- As has been stated above, proper asset allocation can be the sole differentiating factor between a good and an average portfolio. In this stage, the relationship between the various investable instruments has to be clearly defined. A portfolio may contain a mix of shares, bonds, ETFs, commodities, real estate etc. The percentage of each will depend on the risk tolerance and return expectation of the investor.
Formulation of Strategy
- After short listing the assets to be included in a portfolio, an investor has to formulate an appropriate strategy. There are two types of portfolio management strategies, active portfolio strategy and passive portfolio strategy, both of which are detailed later in the lesson.
- The selection of individual assets in a portfolio so that the returns potential is maximized can be performed either through fundamental analysis or technical analysis. Fundamental analysis is defined as the method of interpreting the intrinsic value of a security by evaluating related economic, financial and other quantitative factors. Technical analysis, on the other hand, is the system of forecasting the direction of asset prices by examining past market data, primarily price and volume.
- Once the buying and selling of specified securities that are selected for a portfolio is complete, periodically reviewing their performance is important to adjust for changing market conditions. Reviewing a portfolio may include adding or removing assets or altering their relative weight age to better reflect the investor’s risk-reward profile.
Efficient Portfolio Management
- The volatility in a portfolio can be limited by spreading the risk among the different asset classes. In fact, according to Harry Markowitz’s Nobel Prize winning “Modern Portfolio Theory,” an investor can actually decrease his portfolio’s overall risk by putting together a basket of diverse volatile stocks. Diversification depends less on the number of securities and more on how the securities perform relative to each other. Markowitz compared a portfolio comprising 60 railroad stocks with another portfolio of similar size that included utilities, railroads, mining, and manufacturing stocks. He concluded that the latter portfolio was better diversified because firms within the same industry group were more likely “to do poorly at the same time than firms in dissimilar industries.”

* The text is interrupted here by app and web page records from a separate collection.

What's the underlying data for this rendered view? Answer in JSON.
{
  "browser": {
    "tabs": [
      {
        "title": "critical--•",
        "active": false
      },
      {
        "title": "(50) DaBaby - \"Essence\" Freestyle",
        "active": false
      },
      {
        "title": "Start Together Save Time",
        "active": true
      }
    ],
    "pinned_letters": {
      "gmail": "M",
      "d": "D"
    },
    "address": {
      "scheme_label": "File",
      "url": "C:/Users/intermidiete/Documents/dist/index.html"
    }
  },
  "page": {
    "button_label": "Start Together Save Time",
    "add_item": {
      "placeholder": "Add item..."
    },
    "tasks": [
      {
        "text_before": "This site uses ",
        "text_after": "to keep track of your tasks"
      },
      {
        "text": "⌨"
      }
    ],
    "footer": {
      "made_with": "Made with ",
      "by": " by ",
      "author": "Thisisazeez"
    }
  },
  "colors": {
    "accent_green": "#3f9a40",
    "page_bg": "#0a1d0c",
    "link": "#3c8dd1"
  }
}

Portfolio Management Techniques
- Active Portfolio Strategy – In this, an investor resorts to market timing and switching from one asset class to another depending on the underlying economic conditions to earn a superior risk-adjusted return. Ideally, in active management, an investor tries to exploit market inefficiencies by buying assets that are undervalued and short selling securities that are overvalued.
Asset Allocation Strategies
- Strategic Asset Allocation – Strategic asset allocation is a portfolio strategy in which the asset mix is fixed according to the investor’s profile. The target allocation depend on factors such as the investor’s time horizon, risk tolerance and investment objectives. A popular asset mix is 60% equities, 30% bonds and 10% cash.